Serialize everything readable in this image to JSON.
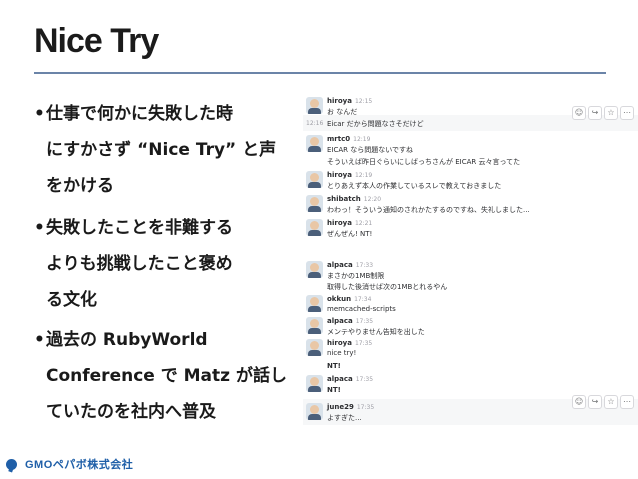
{
  "slide": {
    "title": "Nice Try",
    "bullets": [
      {
        "dot": "•",
        "lines": [
          "仕事で何かに失敗した時",
          "にすかさず “Nice Try” と声",
          "をかける"
        ]
      },
      {
        "dot": "•",
        "lines": [
          "失敗したことを非難する",
          "よりも挑戦したこと褒め",
          "る文化"
        ]
      },
      {
        "dot": "•",
        "lines": [
          "過去の RubyWorld",
          "Conference で Matz が話し",
          "ていたのを社内へ普及"
        ]
      }
    ],
    "footer_logo": "GMOペパボ株式会社"
  },
  "chat": {
    "messages": [
      {
        "name": "hiroya",
        "time": "12:15",
        "lines": [
          "お なんだ"
        ],
        "highlight": false
      },
      {
        "name": "",
        "time": "12:16",
        "lines": [
          "Eicar だから問題なさそだけど"
        ],
        "highlight": true,
        "actions": [
          "☺",
          "↪",
          "☆",
          "⋯"
        ]
      },
      {
        "name": "mrtc0",
        "time": "12:19",
        "lines": [
          "EICAR なら問題ないですね",
          "そういえば昨日ぐらいにしばっちさんが EICAR 云々言ってた"
        ],
        "highlight": false
      },
      {
        "name": "hiroya",
        "time": "12:19",
        "lines": [
          "とりあえず本人の作業しているスレで教えておきました"
        ],
        "highlight": false
      },
      {
        "name": "shibatch",
        "time": "12:20",
        "lines": [
          "わわっ！そういう通知のされかたするのですね、失礼しました..."
        ],
        "highlight": false
      },
      {
        "name": "hiroya",
        "time": "12:21",
        "lines": [
          "ぜんぜん! NT!"
        ],
        "highlight": false
      },
      {
        "name": "alpaca",
        "time": "17:33",
        "lines": [
          "まさかの1MB制限",
          "取得した後消せば次の1MBとれるやん"
        ],
        "highlight": false
      },
      {
        "name": "okkun",
        "time": "17:34",
        "lines": [
          "memcached-scripts"
        ],
        "highlight": false
      },
      {
        "name": "alpaca",
        "time": "17:35",
        "lines": [
          "メンテやりません告知を出した"
        ],
        "highlight": false
      },
      {
        "name": "hiroya",
        "time": "17:35",
        "lines": [
          "nice try!",
          "NT!"
        ],
        "highlight": false
      },
      {
        "name": "alpaca",
        "time": "17:35",
        "lines": [
          "NT!"
        ],
        "highlight": false
      },
      {
        "name": "june29",
        "time": "17:35",
        "lines": [
          "よすぎた..."
        ],
        "highlight": true,
        "actions": [
          "☺",
          "↪",
          "☆",
          "⋯"
        ]
      }
    ]
  }
}
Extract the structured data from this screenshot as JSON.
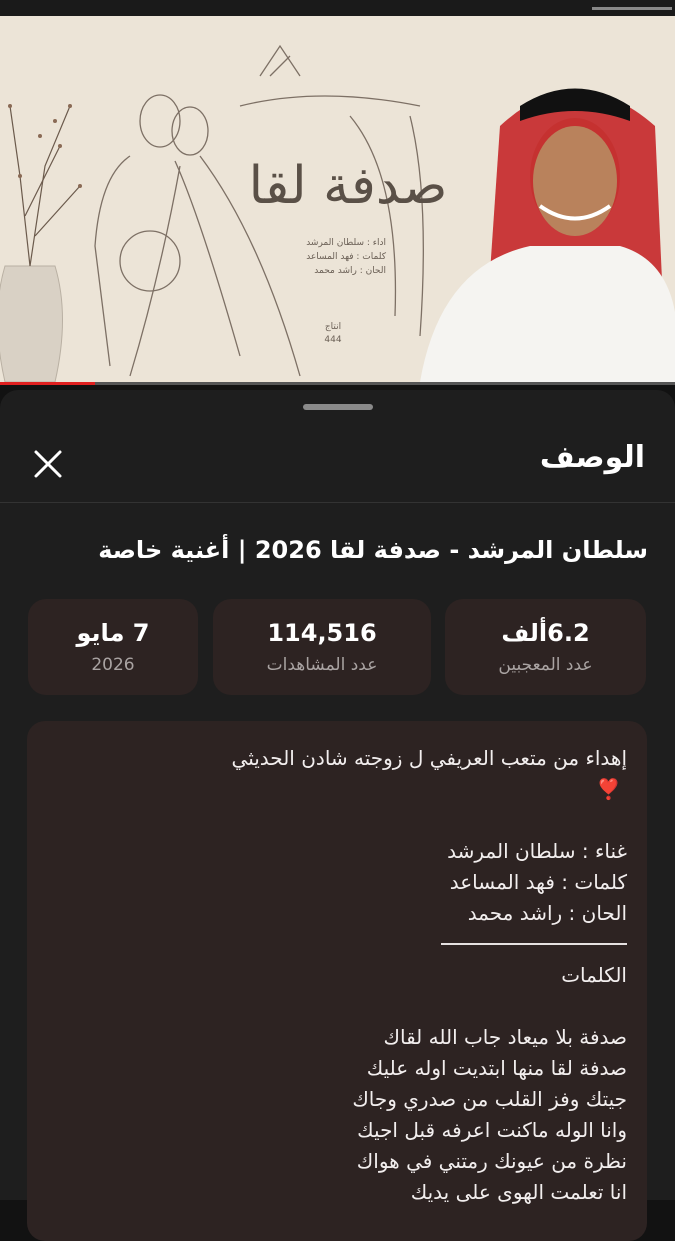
{
  "video": {
    "title_art": "صدفة لقا",
    "credits": [
      "اداء : سلطان المرشد",
      "كلمات : فهد المساعد",
      "الحان : راشد محمد"
    ],
    "production_label": "انتاج",
    "production_value": "444"
  },
  "progress": {
    "fraction": 0.14,
    "color": "#e02020"
  },
  "sheet": {
    "title": "الوصف",
    "close_icon": "close-icon",
    "video_title": "سلطان المرشد - صدفة لقا 2026 | أغنية خاصة",
    "stats": [
      {
        "value": "6.2ألف",
        "label": "عدد المعجبين"
      },
      {
        "value": "114,516",
        "label": "عدد المشاهدات"
      },
      {
        "value": "7 مايو",
        "label": "2026"
      }
    ],
    "description": {
      "dedication": "إهداء من متعب العريفي ل زوجته شادن الحديثي",
      "heart": "❣️",
      "singer": "غناء : سلطان المرشد",
      "lyricist": "كلمات : فهد المساعد",
      "composer": "الحان : راشد محمد",
      "lyrics_heading": "الكلمات",
      "lyrics": [
        "صدفة بلا ميعاد جاب الله لقاك",
        "صدفة لقا منها ابتديت اوله عليك",
        "جيتك وفز القلب من صدري وجاك",
        "وانا الوله ماكنت اعرفه قبل اجيك",
        "نظرة من عيونك رمتني في هواك",
        "انا تعلمت الهوى على يديك"
      ]
    }
  },
  "colors": {
    "sheet_bg": "#1e1e1e",
    "card_bg": "#2d2322",
    "accent": "#e02020"
  }
}
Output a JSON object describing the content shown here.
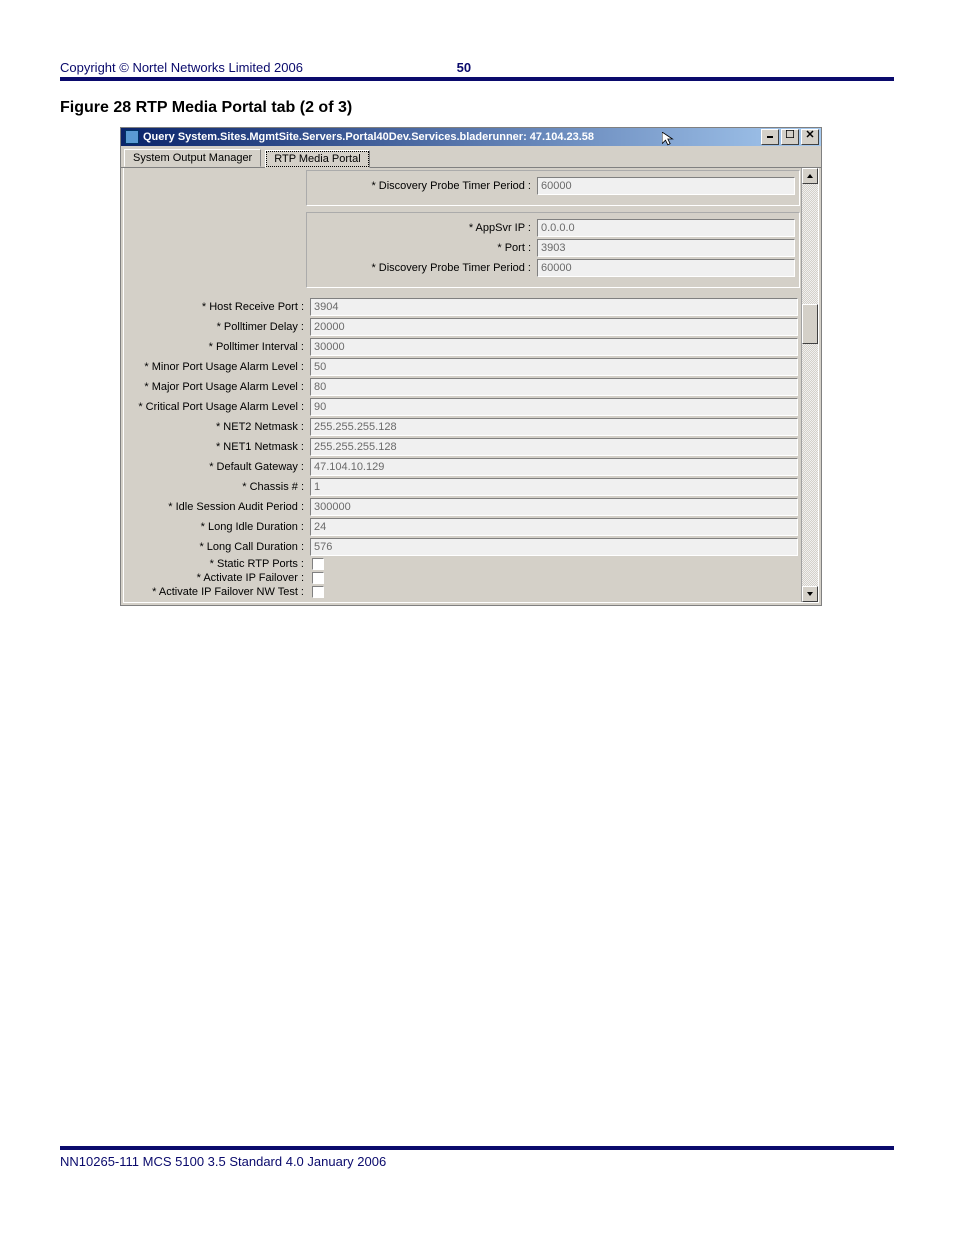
{
  "header": {
    "copyright": "Copyright © Nortel Networks Limited 2006",
    "page_number": "50"
  },
  "figure_caption": "Figure 28  RTP Media Portal tab (2 of 3)",
  "window": {
    "title": "Query System.Sites.MgmtSite.Servers.Portal40Dev.Services.bladerunner: 47.104.23.58",
    "tabs": [
      {
        "label": "System Output Manager",
        "active": false
      },
      {
        "label": "RTP Media Portal",
        "active": true
      }
    ],
    "top_group_a": [
      {
        "label": "* Discovery Probe Timer Period :",
        "value": "60000"
      }
    ],
    "top_group_b": [
      {
        "label": "* AppSvr IP :",
        "value": "0.0.0.0"
      },
      {
        "label": "* Port :",
        "value": "3903"
      },
      {
        "label": "* Discovery Probe Timer Period :",
        "value": "60000"
      }
    ],
    "main_fields": [
      {
        "label": "* Host Receive Port :",
        "value": "3904"
      },
      {
        "label": "* Polltimer Delay :",
        "value": "20000"
      },
      {
        "label": "* Polltimer Interval :",
        "value": "30000"
      },
      {
        "label": "* Minor Port Usage Alarm Level :",
        "value": "50"
      },
      {
        "label": "* Major Port Usage Alarm Level :",
        "value": "80"
      },
      {
        "label": "* Critical Port Usage Alarm Level :",
        "value": "90"
      },
      {
        "label": "* NET2 Netmask :",
        "value": "255.255.255.128"
      },
      {
        "label": "* NET1 Netmask :",
        "value": "255.255.255.128"
      },
      {
        "label": "* Default Gateway :",
        "value": "47.104.10.129"
      },
      {
        "label": "* Chassis # :",
        "value": "1"
      },
      {
        "label": "* Idle Session Audit Period :",
        "value": "300000"
      },
      {
        "label": "* Long Idle Duration :",
        "value": "24"
      },
      {
        "label": "* Long Call Duration :",
        "value": "576"
      }
    ],
    "check_fields": [
      {
        "label": "* Static RTP Ports :"
      },
      {
        "label": "* Activate IP Failover :"
      },
      {
        "label": "* Activate IP Failover NW Test :"
      }
    ]
  },
  "footer": "NN10265-111   MCS 5100 3.5   Standard   4.0   January 2006"
}
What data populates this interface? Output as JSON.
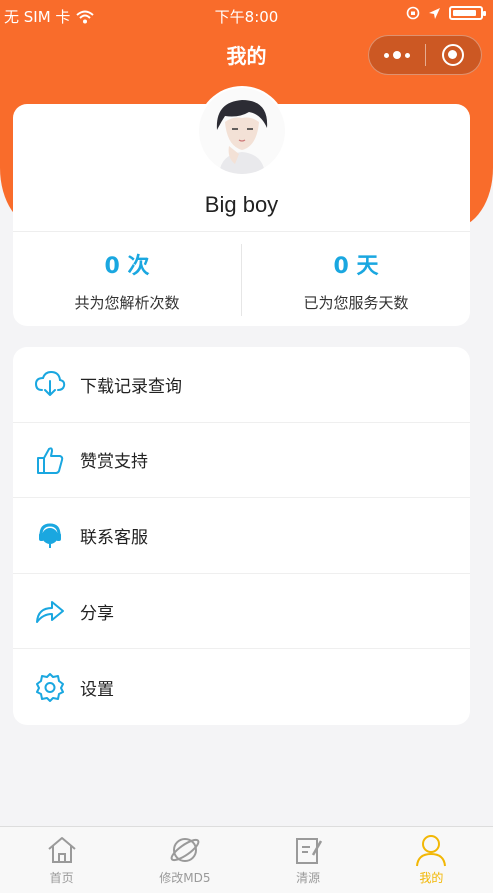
{
  "status_bar": {
    "carrier": "无 SIM 卡",
    "time": "下午8:00"
  },
  "nav": {
    "title": "我的"
  },
  "profile": {
    "username": "Big boy"
  },
  "stats": [
    {
      "value": "0 次",
      "label": "共为您解析次数"
    },
    {
      "value": "0 天",
      "label": "已为您服务天数"
    }
  ],
  "menu": [
    {
      "label": "下载记录查询",
      "icon": "cloud-download-icon"
    },
    {
      "label": "赞赏支持",
      "icon": "thumbs-up-icon"
    },
    {
      "label": "联系客服",
      "icon": "headset-icon"
    },
    {
      "label": "分享",
      "icon": "share-arrow-icon"
    },
    {
      "label": "设置",
      "icon": "settings-gear-icon"
    }
  ],
  "tabs": [
    {
      "label": "首页",
      "icon": "home-icon"
    },
    {
      "label": "修改MD5",
      "icon": "planet-icon"
    },
    {
      "label": "清源",
      "icon": "edit-icon"
    },
    {
      "label": "我的",
      "icon": "user-icon",
      "active": true
    }
  ],
  "colors": {
    "header": "#f96c2b",
    "accent": "#1aa7e0",
    "tab_active": "#f2b705"
  },
  "battery_level": 0.9
}
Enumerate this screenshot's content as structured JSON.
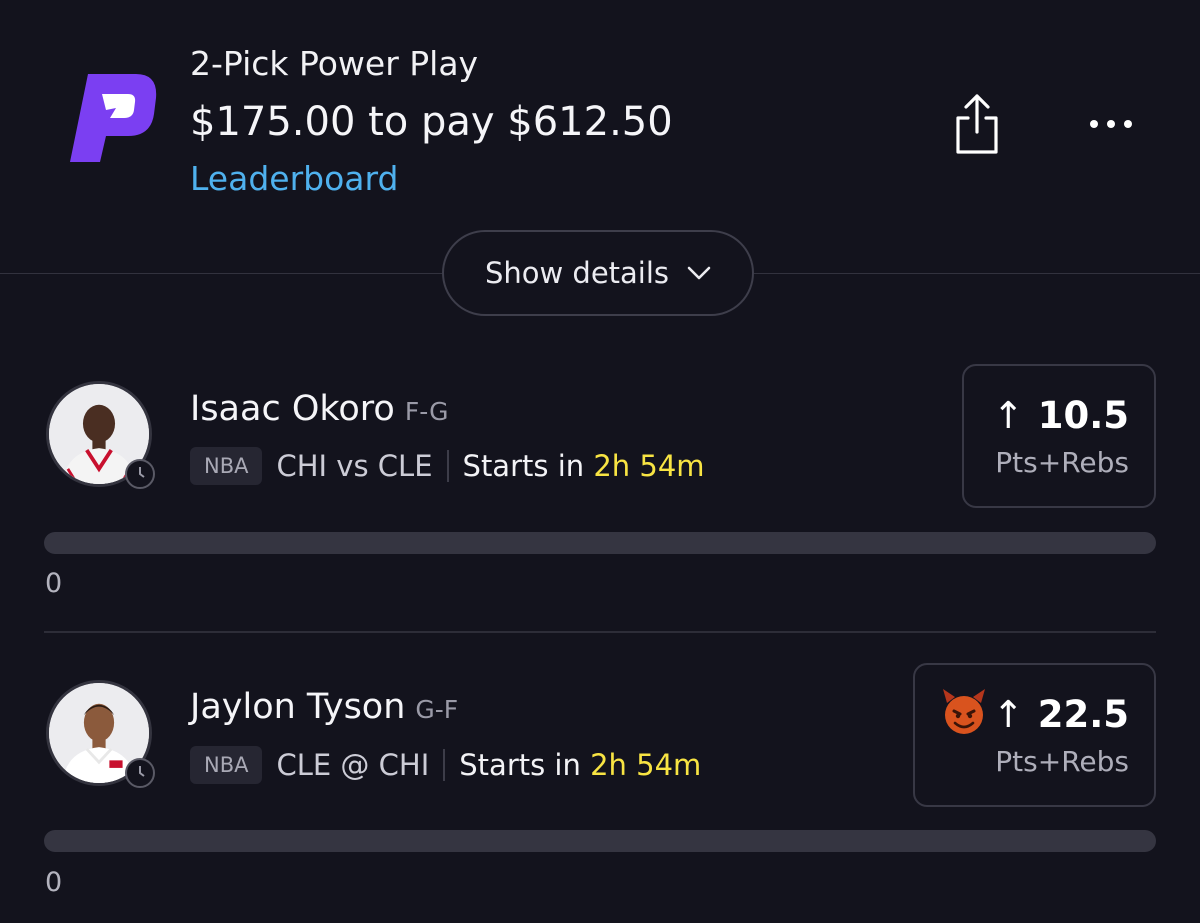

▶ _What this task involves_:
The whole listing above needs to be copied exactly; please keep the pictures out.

▶ _Answer below_:
Serialize everything readable in this image to JSON.
{
  "slide": {
    "title": "Nice Try",
    "bullets": [
      {
        "dot": "•",
        "lines": [
          "仕事で何かに失敗した時",
          "にすかさず “Nice Try” と声",
          "をかける"
        ]
      },
      {
        "dot": "•",
        "lines": [
          "失敗したことを非難する",
          "よりも挑戦したこと褒め",
          "る文化"
        ]
      },
      {
        "dot": "•",
        "lines": [
          "過去の RubyWorld",
          "Conference で Matz が話し",
          "ていたのを社内へ普及"
        ]
      }
    ],
    "footer_logo": "GMOペパボ株式会社"
  },
  "chat": {
    "messages": [
      {
        "name": "hiroya",
        "time": "12:15",
        "lines": [
          "お なんだ"
        ],
        "highlight": false
      },
      {
        "name": "",
        "time": "12:16",
        "lines": [
          "Eicar だから問題なさそだけど"
        ],
        "highlight": true,
        "actions": [
          "☺",
          "↪",
          "☆",
          "⋯"
        ]
      },
      {
        "name": "mrtc0",
        "time": "12:19",
        "lines": [
          "EICAR なら問題ないですね",
          "そういえば昨日ぐらいにしばっちさんが EICAR 云々言ってた"
        ],
        "highlight": false
      },
      {
        "name": "hiroya",
        "time": "12:19",
        "lines": [
          "とりあえず本人の作業しているスレで教えておきました"
        ],
        "highlight": false
      },
      {
        "name": "shibatch",
        "time": "12:20",
        "lines": [
          "わわっ！そういう通知のされかたするのですね、失礼しました..."
        ],
        "highlight": false
      },
      {
        "name": "hiroya",
        "time": "12:21",
        "lines": [
          "ぜんぜん! NT!"
        ],
        "highlight": false
      },
      {
        "name": "alpaca",
        "time": "17:33",
        "lines": [
          "まさかの1MB制限",
          "取得した後消せば次の1MBとれるやん"
        ],
        "highlight": false
      },
      {
        "name": "okkun",
        "time": "17:34",
        "lines": [
          "memcached-scripts"
        ],
        "highlight": false
      },
      {
        "name": "alpaca",
        "time": "17:35",
        "lines": [
          "メンテやりません告知を出した"
        ],
        "highlight": false
      },
      {
        "name": "hiroya",
        "time": "17:35",
        "lines": [
          "nice try!",
          "NT!"
        ],
        "highlight": false
      },
      {
        "name": "alpaca",
        "time": "17:35",
        "lines": [
          "NT!"
        ],
        "highlight": false
      },
      {
        "name": "june29",
        "time": "17:35",
        "lines": [
          "よすぎた..."
        ],
        "highlight": true,
        "actions": [
          "☺",
          "↪",
          "☆",
          "⋯"
        ]
      }
    ]
  }
}
Extract the structured data from this screenshot as JSON.
{
  "video": {
    "title_art": "صدفة لقا",
    "credits": [
      "اداء : سلطان المرشد",
      "كلمات : فهد المساعد",
      "الحان : راشد محمد"
    ],
    "production_label": "انتاج",
    "production_value": "444"
  },
  "progress": {
    "fraction": 0.14,
    "color": "#e02020"
  },
  "sheet": {
    "title": "الوصف",
    "close_icon": "close-icon",
    "video_title": "سلطان المرشد - صدفة لقا 2026 | أغنية خاصة",
    "stats": [
      {
        "value": "6.2ألف",
        "label": "عدد المعجبين"
      },
      {
        "value": "114,516",
        "label": "عدد المشاهدات"
      },
      {
        "value": "7 مايو",
        "label": "2026"
      }
    ],
    "description": {
      "dedication": "إهداء من متعب العريفي ل زوجته شادن الحديثي",
      "heart": "❣️",
      "singer": "غناء : سلطان المرشد",
      "lyricist": "كلمات : فهد المساعد",
      "composer": "الحان : راشد محمد",
      "lyrics_heading": "الكلمات",
      "lyrics": [
        "صدفة بلا ميعاد جاب الله لقاك",
        "صدفة لقا منها ابتديت اوله عليك",
        "جيتك وفز القلب من صدري وجاك",
        "وانا الوله ماكنت اعرفه قبل اجيك",
        "نظرة من عيونك رمتني في هواك",
        "انا تعلمت الهوى على يديك"
      ]
    }
  },
  "colors": {
    "sheet_bg": "#1e1e1e",
    "card_bg": "#2d2322",
    "accent": "#e02020"
  }
}
Output a JSON object describing the content shown here.
{
  "header": {
    "copyright": "Copyright © Nortel Networks Limited 2006",
    "page_number": "50"
  },
  "figure_caption": "Figure 28  RTP Media Portal tab (2 of 3)",
  "window": {
    "title": "Query System.Sites.MgmtSite.Servers.Portal40Dev.Services.bladerunner: 47.104.23.58",
    "tabs": [
      {
        "label": "System Output Manager",
        "active": false
      },
      {
        "label": "RTP Media Portal",
        "active": true
      }
    ],
    "top_group_a": [
      {
        "label": "* Discovery Probe Timer Period :",
        "value": "60000"
      }
    ],
    "top_group_b": [
      {
        "label": "* AppSvr IP :",
        "value": "0.0.0.0"
      },
      {
        "label": "* Port :",
        "value": "3903"
      },
      {
        "label": "* Discovery Probe Timer Period :",
        "value": "60000"
      }
    ],
    "main_fields": [
      {
        "label": "* Host Receive Port :",
        "value": "3904"
      },
      {
        "label": "* Polltimer Delay :",
        "value": "20000"
      },
      {
        "label": "* Polltimer Interval :",
        "value": "30000"
      },
      {
        "label": "* Minor Port Usage Alarm Level :",
        "value": "50"
      },
      {
        "label": "* Major Port Usage Alarm Level :",
        "value": "80"
      },
      {
        "label": "* Critical Port Usage Alarm Level :",
        "value": "90"
      },
      {
        "label": "* NET2 Netmask :",
        "value": "255.255.255.128"
      },
      {
        "label": "* NET1 Netmask :",
        "value": "255.255.255.128"
      },
      {
        "label": "* Default Gateway :",
        "value": "47.104.10.129"
      },
      {
        "label": "* Chassis # :",
        "value": "1"
      },
      {
        "label": "* Idle Session Audit Period :",
        "value": "300000"
      },
      {
        "label": "* Long Idle Duration :",
        "value": "24"
      },
      {
        "label": "* Long Call Duration :",
        "value": "576"
      }
    ],
    "check_fields": [
      {
        "label": "* Static RTP Ports :"
      },
      {
        "label": "* Activate IP Failover :"
      },
      {
        "label": "* Activate IP Failover NW Test :"
      }
    ]
  },
  "footer": "NN10265-111   MCS 5100 3.5   Standard   4.0   January 2006"
}
What data populates this interface? Output as JSON.
{
  "status_bar": {
    "carrier": "无 SIM 卡",
    "time": "下午8:00"
  },
  "nav": {
    "title": "我的"
  },
  "profile": {
    "username": "Big boy"
  },
  "stats": [
    {
      "value": "0 次",
      "label": "共为您解析次数"
    },
    {
      "value": "0 天",
      "label": "已为您服务天数"
    }
  ],
  "menu": [
    {
      "label": "下载记录查询",
      "icon": "cloud-download-icon"
    },
    {
      "label": "赞赏支持",
      "icon": "thumbs-up-icon"
    },
    {
      "label": "联系客服",
      "icon": "headset-icon"
    },
    {
      "label": "分享",
      "icon": "share-arrow-icon"
    },
    {
      "label": "设置",
      "icon": "settings-gear-icon"
    }
  ],
  "tabs": [
    {
      "label": "首页",
      "icon": "home-icon"
    },
    {
      "label": "修改MD5",
      "icon": "planet-icon"
    },
    {
      "label": "清源",
      "icon": "edit-icon"
    },
    {
      "label": "我的",
      "icon": "user-icon",
      "active": true
    }
  ],
  "colors": {
    "header": "#f96c2b",
    "accent": "#1aa7e0",
    "tab_active": "#f2b705"
  },
  "battery_level": 0.9
}
Enumerate this screenshot's content as structured JSON.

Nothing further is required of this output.